## Material supplied
= = = =

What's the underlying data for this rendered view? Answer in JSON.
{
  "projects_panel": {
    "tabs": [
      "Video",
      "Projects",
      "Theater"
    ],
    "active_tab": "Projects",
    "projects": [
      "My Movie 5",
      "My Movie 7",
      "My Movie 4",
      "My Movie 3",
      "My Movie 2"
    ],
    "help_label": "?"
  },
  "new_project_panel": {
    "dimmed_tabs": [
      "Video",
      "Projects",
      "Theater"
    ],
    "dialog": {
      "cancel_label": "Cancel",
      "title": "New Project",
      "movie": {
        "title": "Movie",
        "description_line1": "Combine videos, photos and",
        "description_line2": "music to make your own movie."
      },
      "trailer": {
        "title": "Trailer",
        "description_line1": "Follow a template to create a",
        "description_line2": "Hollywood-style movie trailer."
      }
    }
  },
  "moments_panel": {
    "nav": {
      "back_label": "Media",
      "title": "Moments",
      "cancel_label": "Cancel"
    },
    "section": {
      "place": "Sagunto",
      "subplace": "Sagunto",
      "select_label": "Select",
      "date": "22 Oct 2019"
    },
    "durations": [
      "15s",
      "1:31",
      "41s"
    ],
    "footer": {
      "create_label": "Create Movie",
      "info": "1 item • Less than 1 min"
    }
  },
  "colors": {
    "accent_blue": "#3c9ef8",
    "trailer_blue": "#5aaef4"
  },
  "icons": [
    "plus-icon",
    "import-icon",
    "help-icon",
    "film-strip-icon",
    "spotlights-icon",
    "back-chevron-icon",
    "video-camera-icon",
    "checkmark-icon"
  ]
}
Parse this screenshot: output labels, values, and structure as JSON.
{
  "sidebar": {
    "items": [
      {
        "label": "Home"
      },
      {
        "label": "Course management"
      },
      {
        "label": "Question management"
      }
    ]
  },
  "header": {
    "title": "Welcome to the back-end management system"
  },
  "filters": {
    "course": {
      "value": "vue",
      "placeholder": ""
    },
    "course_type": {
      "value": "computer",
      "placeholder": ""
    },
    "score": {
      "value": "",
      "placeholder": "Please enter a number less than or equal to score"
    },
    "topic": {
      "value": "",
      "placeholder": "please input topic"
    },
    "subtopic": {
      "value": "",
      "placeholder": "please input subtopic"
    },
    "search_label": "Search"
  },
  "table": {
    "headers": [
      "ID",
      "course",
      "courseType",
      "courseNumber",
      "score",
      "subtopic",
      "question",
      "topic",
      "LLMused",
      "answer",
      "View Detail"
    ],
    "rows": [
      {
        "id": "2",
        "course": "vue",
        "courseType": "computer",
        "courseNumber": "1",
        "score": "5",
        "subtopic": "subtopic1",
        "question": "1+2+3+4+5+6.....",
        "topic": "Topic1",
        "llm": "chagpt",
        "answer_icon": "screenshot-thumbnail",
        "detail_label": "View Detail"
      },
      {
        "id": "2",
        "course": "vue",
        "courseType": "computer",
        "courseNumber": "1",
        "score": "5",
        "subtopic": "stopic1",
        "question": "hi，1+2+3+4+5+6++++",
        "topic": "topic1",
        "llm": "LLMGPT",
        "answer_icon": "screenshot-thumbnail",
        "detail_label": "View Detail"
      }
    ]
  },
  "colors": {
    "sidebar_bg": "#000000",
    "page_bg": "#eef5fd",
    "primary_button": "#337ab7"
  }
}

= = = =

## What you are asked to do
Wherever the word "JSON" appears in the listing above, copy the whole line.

## Result of this task
What's the underlying data for this rendered view? Answer in JSON.
Parse this screenshot: output labels, values, and structure as JSON.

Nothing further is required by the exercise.